While I don't recommend riding at night, there are times when it's simply unavoidable. For us eight-to-fivers, night rides are the only way to get out during the work week. There are those moments where a wrong turn or mechanical issue will set your arrival time back, and there are other times where you just don't want to finish your ride. Whatever puts you in the dark, you want to make sure you're safe, and prepared.
Dynamo lighting systems are aimed at the rider who understands that they will be out on the road when the sun goes down, and use the wheel to generate electricity to power your headlight and/or taillight. There are two popular modes of generating electricity. One example would be the Bauch and Muller sidewall dynamo. This unit incorporates a small rubber roller that mounts to your front fork and rubs against the sidewall of your tire to power your lights. The roller is soft enough that it doesn't create excess wear on your tire, and will not produce a large amount of friction to slow you down.

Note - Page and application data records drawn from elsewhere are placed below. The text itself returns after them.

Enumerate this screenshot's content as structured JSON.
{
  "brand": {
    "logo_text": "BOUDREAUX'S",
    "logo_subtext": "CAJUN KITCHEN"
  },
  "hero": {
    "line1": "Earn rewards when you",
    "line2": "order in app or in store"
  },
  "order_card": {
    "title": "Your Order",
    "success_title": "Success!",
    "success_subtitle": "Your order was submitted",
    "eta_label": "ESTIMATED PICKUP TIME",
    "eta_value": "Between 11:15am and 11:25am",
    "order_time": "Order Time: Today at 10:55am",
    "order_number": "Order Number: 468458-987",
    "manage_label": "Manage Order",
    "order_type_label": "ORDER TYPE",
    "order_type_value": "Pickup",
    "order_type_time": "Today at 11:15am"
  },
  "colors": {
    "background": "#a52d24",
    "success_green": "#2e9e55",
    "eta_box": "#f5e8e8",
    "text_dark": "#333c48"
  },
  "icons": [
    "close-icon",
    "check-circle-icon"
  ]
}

Another style that is used by Shimano and Schmidt Dynamo is the dyno hub. The electricity is generated by the rotation of your hub, which keeps the electrical conducting drag to a minimum. You will have to have your front wheel built around this hub, making this option is a little more expensive than a sidewall generator, but it is more durable in the long run. Just make sure you switch off your light when you're riding during daylight hours. You can't release the generator, so if you leave it on, it will run as long as your riding. Shimano is pretty limited on their hub selection, so if you have a specific spoke count, or flange width in mind, check out Schmidt Dynamo.
In terms of the actual light that will be illuminating the road ahead, you have quite a few options. Some bulbs offer excellent visibility directly ahead, and others are better suited for peripheral vision. The light intensity for all of these units is very consistent as you ride. At slow speeds, say 5mph or less, you will experience a flickering of the light. Once you speed up, it will maintain a constant beam.
While these systems are very reliable, it's never a bad idea to carry a backup. There are few things more frustrating than squinting your way through country roads, just hoping that you will catch a glimpse of the dead skunk on the side of the road before you make contact.
TOURING GEAR AND TIPS is written by Joshua Tack, a part Adventure Cycling's Member Services department. It appears weekly, highlighting technical aspects of bicycle touring and advice to help better prepare you for the journey ahead.